When we concentrate on our sensory experiences, such as walking barefoot in the sand or listening to the waves crashing on the waterfront, we often find ourselves in the deep recesses of our memory. The deep experience of a smell or movement inspires our imagination and, through it, generates visions for that place.

Through the different sensory aspects of the two walks (sound-walk and touch-walk), participants reinterpret the environment in different ways - based on a methodology born based on our bodies and our bodily interactions. What smells, sounds, tastes, sensations influence our image of a place, our connection to it? What pleasant or unpleasant, strange or familiar sensations do we encounter? During the two sensory walks, we focus on our different senses to map the connectivity of the world around us. Through guided exercises, we explore the locations of the walks, and the sum of our shared experiences create our sensory map.


"The world is closer than you think", even according to the advertisements, which even say that "Nature is a source of inspiration...".
The truth of these statements is indisputable, although the ulterior motive of the advertisements is always to create a desire to acquire a certain "product". The world is not a product, of course, but in the hustle and bustle of buildings, amidst constant stimuli and interactions, it is as difficult to reflect on the world as it is to encounter nature.

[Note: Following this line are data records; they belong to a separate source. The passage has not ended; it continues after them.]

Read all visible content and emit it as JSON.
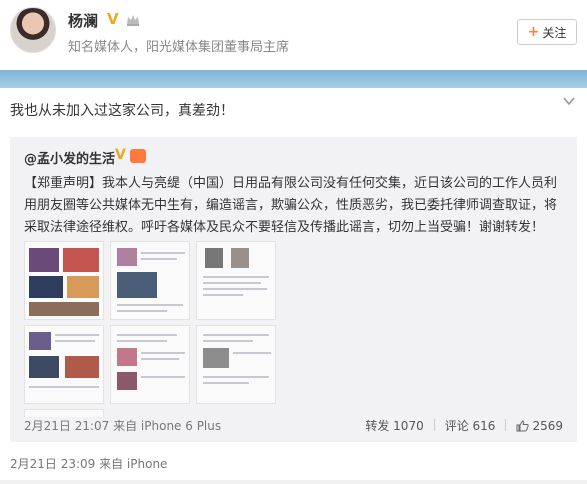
{
  "author": {
    "name": "杨澜",
    "title": "知名媒体人，阳光媒体集团董事局主席",
    "follow_label": "关注"
  },
  "post": {
    "text": "我也从未加入过这家公司，真差劲！",
    "time": "2月21日 23:09 来自 iPhone"
  },
  "repost": {
    "author": "@孟小发的生活",
    "body": "【郑重声明】我本人与亮缇（中国）日用品有限公司没有任何交集，近日该公司的工作人员利用朋友圈等公共媒体无中生有，编造谣言，欺骗公众，性质恶劣，我已委托律师调查取证，将采取法律途径维权。呼吁各媒体及民众不要轻信及传播此谣言，切勿上当受骗！谢谢转发！",
    "time": "2月21日 21:07 来自 iPhone 6 Plus",
    "repost_label": "转发 1070",
    "comment_label": "评论 616",
    "like_count": "2569"
  },
  "colors": {
    "verified": "#f2a81a",
    "accent": "#ff8140",
    "band": "#7fb4d8"
  },
  "icons": [
    "verified-v-icon",
    "crown-icon",
    "plus-icon",
    "chevron-down-icon",
    "thumb-up-icon"
  ]
}
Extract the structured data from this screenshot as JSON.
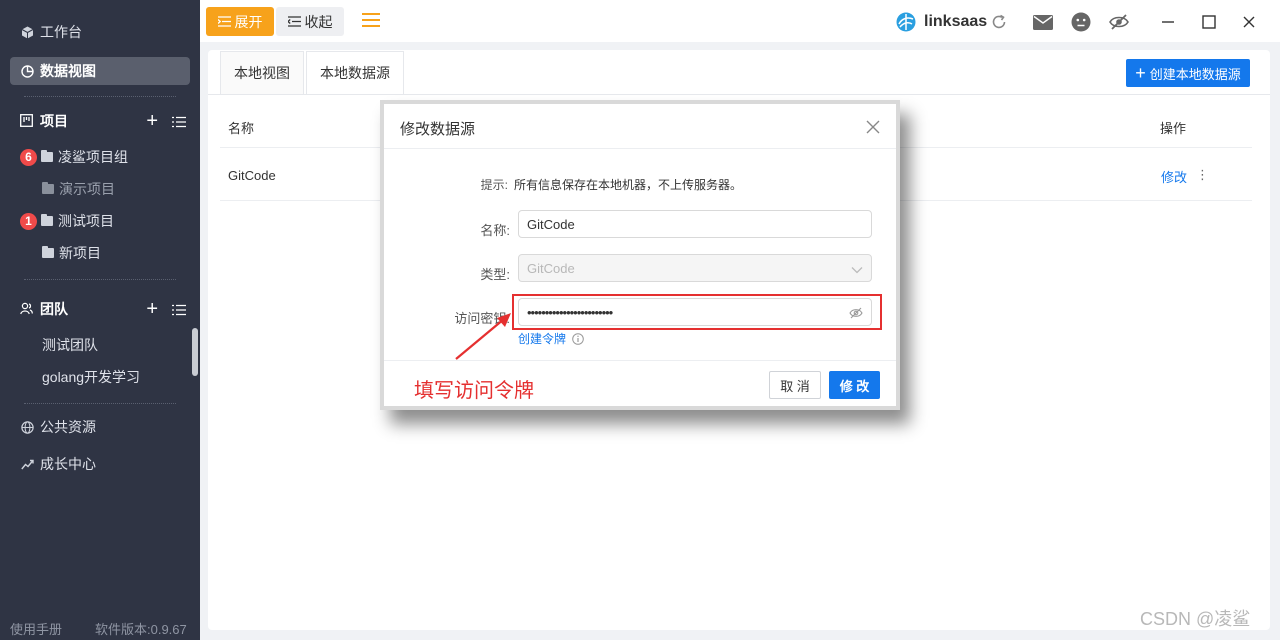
{
  "sidebar": {
    "workbench": "工作台",
    "data_view": "数据视图",
    "projects_header": "项目",
    "project_group": {
      "label": "凌鲨项目组",
      "badge": "6"
    },
    "demo_project": "演示项目",
    "test_project": {
      "label": "测试项目",
      "badge": "1"
    },
    "new_project": "新项目",
    "team_header": "团队",
    "team_test": "测试团队",
    "team_golang": "golang开发学习",
    "public_resources": "公共资源",
    "growth_center": "成长中心",
    "manual": "使用手册",
    "version": "软件版本:0.9.67"
  },
  "topbar": {
    "expand": "展开",
    "collapse": "收起",
    "brand": "linksaas"
  },
  "tabs": [
    "本地视图",
    "本地数据源"
  ],
  "create_button": "创建本地数据源",
  "table": {
    "headers": {
      "name": "名称",
      "ops": "操作"
    },
    "rows": [
      {
        "name": "GitCode",
        "edit": "修改",
        "more": "⋮"
      }
    ]
  },
  "modal": {
    "title": "修改数据源",
    "hint_label": "提示:",
    "hint_text": "所有信息保存在本地机器，不上传服务器。",
    "name_label": "名称:",
    "name_value": "GitCode",
    "type_label": "类型:",
    "type_value": "GitCode",
    "key_label": "访问密钥:",
    "key_value": "••••••••••••••••••••••••",
    "create_token": "创建令牌",
    "cancel": "取 消",
    "ok": "修 改"
  },
  "annotation": "填写访问令牌",
  "watermark": "CSDN @凌鲨",
  "colors": {
    "accent": "#1478ec",
    "sidebar": "#2f3444",
    "orange": "#f7a21b",
    "annotation_red": "#e53030"
  }
}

During our walks, we will try to take in a small part or even all of nature, to expose our senses to it, to immerse ourselves in its reflection, rather than the usual perception and fleeting sensations of the familiar environment. This is to be achieved through paths to various selected points in the landscape and via the recommendations received there, including walking meditation, perspective shifting, shared perception exercises, sky scanning and mental mapping.


How is it that while most of human life on Earth has long been trapped in the inequality of work and free service 'by birth', on this same planet - underground - there is a network of abundance stretching for miles, often blooming in exuberant beauty?

Fungi are ubiquitous organisms that complement and interconnect the roles of other groups of living organisms, embodying the circular unity of nature. They reintegrate inanimate matter into the ecosystems of their habitats through their decomposing action. Their subterranean networks are organic, complex webs of threads that extend across space and time, providing extensive root systems that have provided nutrients and information to their plant companions for 450 million years. This underground network circulates, among other things, the sugars of photosynthetic plants. The abundance of nutrients available here has even allowed the emergence of plants that do perform carbon binding - whose existence is usually described by humans as 'parasitic'.

During the playful walk, we will be drawn underground by the local heleborines, into the web of soil-dwelling fungi that support them, where we will join in the current human/scientific research on abundance, mutualism and beauty.


Dávid Somló's site-specific sound installation evokes a sense of vaguely imagined memories among the boats of a secluded fishing harbour. The laughter of people from afar and the hum of reeds mixed with the creaking of the pier planks - miniature sound compositions hidden in space, offering participants the possibility to contemplate a wild romantic world on its way to extinction.

"Hauntology evokes a half-percolated memory of non-existent things akin to sonic fictions or made-up thoughts - approximating the imprecise nature of memory itself."
– Sean Albiez on hauntology

"We sat on the pier and watched the light dance across the water. (...) Summer in Balaton, summer in Balaton."
– KFT music band